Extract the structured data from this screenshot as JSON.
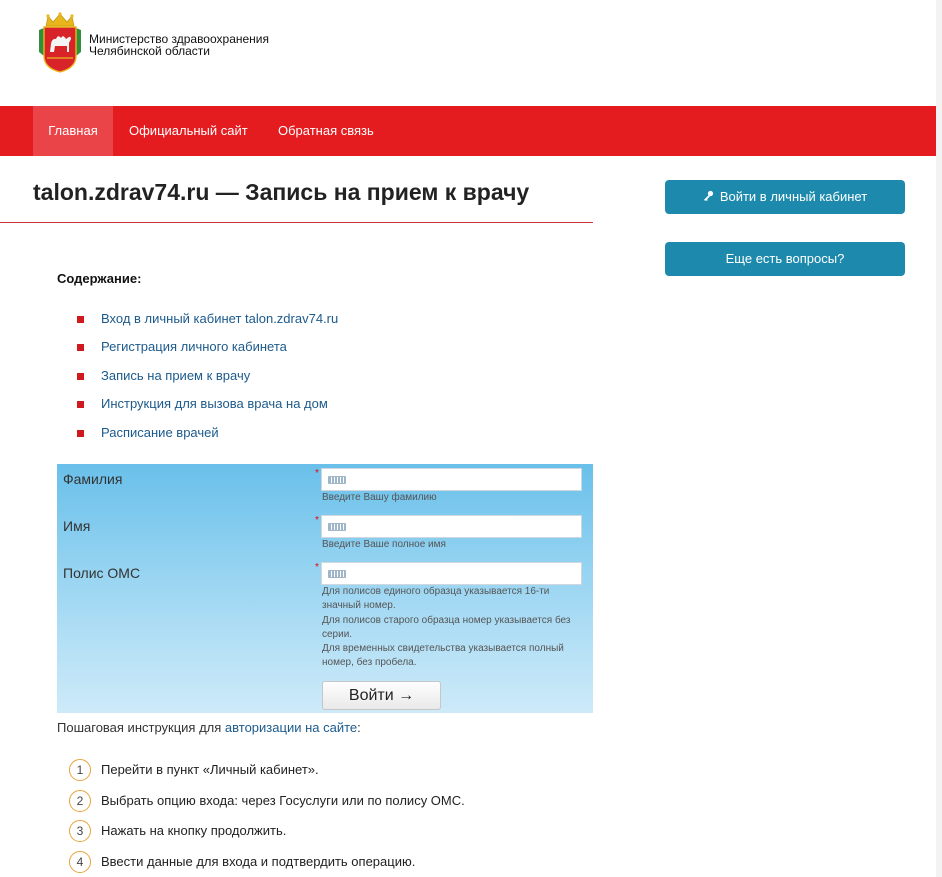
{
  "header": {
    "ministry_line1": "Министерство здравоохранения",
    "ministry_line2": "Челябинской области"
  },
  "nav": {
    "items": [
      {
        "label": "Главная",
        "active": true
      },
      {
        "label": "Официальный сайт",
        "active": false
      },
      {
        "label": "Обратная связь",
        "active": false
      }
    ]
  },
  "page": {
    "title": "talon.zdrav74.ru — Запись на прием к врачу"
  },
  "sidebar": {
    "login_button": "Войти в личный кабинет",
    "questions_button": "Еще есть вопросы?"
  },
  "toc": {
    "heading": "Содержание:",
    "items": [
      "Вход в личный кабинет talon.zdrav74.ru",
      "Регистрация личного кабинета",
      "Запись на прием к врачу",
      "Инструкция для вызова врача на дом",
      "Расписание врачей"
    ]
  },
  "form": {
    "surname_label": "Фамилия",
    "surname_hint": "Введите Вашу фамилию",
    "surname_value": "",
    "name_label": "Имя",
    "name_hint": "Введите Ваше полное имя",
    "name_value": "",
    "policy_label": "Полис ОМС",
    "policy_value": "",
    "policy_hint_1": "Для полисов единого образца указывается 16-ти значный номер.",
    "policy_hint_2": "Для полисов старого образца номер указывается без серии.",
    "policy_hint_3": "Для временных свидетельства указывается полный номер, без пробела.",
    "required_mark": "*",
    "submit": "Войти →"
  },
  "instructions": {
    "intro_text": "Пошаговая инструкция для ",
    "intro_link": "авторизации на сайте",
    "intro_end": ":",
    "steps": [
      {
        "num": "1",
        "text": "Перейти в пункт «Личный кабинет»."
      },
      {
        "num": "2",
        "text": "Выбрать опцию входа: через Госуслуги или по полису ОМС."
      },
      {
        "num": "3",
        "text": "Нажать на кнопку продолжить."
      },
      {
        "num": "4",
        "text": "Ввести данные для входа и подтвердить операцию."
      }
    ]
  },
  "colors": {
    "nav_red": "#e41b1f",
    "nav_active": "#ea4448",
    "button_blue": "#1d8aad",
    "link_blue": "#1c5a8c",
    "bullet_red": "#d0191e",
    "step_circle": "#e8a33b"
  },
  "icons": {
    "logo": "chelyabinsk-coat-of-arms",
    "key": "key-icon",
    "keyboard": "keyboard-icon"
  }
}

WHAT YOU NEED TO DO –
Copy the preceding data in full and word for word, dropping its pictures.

EXERCISE RESULT –
Extract the structured data from this screenshot as JSON.
{
  "header": {
    "ministry_line1": "Министерство здравоохранения",
    "ministry_line2": "Челябинской области"
  },
  "nav": {
    "items": [
      {
        "label": "Главная",
        "active": true
      },
      {
        "label": "Официальный сайт",
        "active": false
      },
      {
        "label": "Обратная связь",
        "active": false
      }
    ]
  },
  "page": {
    "title": "talon.zdrav74.ru — Запись на прием к врачу"
  },
  "sidebar": {
    "login_button": "Войти в личный кабинет",
    "questions_button": "Еще есть вопросы?"
  },
  "toc": {
    "heading": "Содержание:",
    "items": [
      "Вход в личный кабинет talon.zdrav74.ru",
      "Регистрация личного кабинета",
      "Запись на прием к врачу",
      "Инструкция для вызова врача на дом",
      "Расписание врачей"
    ]
  },
  "form": {
    "surname_label": "Фамилия",
    "surname_hint": "Введите Вашу фамилию",
    "surname_value": "",
    "name_label": "Имя",
    "name_hint": "Введите Ваше полное имя",
    "name_value": "",
    "policy_label": "Полис ОМС",
    "policy_value": "",
    "policy_hint_1": "Для полисов единого образца указывается 16-ти значный номер.",
    "policy_hint_2": "Для полисов старого образца номер указывается без серии.",
    "policy_hint_3": "Для временных свидетельства указывается полный номер, без пробела.",
    "required_mark": "*",
    "submit": "Войти →"
  },
  "instructions": {
    "intro_text": "Пошаговая инструкция для ",
    "intro_link": "авторизации на сайте",
    "intro_end": ":",
    "steps": [
      {
        "num": "1",
        "text": "Перейти в пункт «Личный кабинет»."
      },
      {
        "num": "2",
        "text": "Выбрать опцию входа: через Госуслуги или по полису ОМС."
      },
      {
        "num": "3",
        "text": "Нажать на кнопку продолжить."
      },
      {
        "num": "4",
        "text": "Ввести данные для входа и подтвердить операцию."
      }
    ]
  },
  "colors": {
    "nav_red": "#e41b1f",
    "nav_active": "#ea4448",
    "button_blue": "#1d8aad",
    "link_blue": "#1c5a8c",
    "bullet_red": "#d0191e",
    "step_circle": "#e8a33b"
  },
  "icons": {
    "logo": "chelyabinsk-coat-of-arms",
    "key": "key-icon",
    "keyboard": "keyboard-icon"
  }
}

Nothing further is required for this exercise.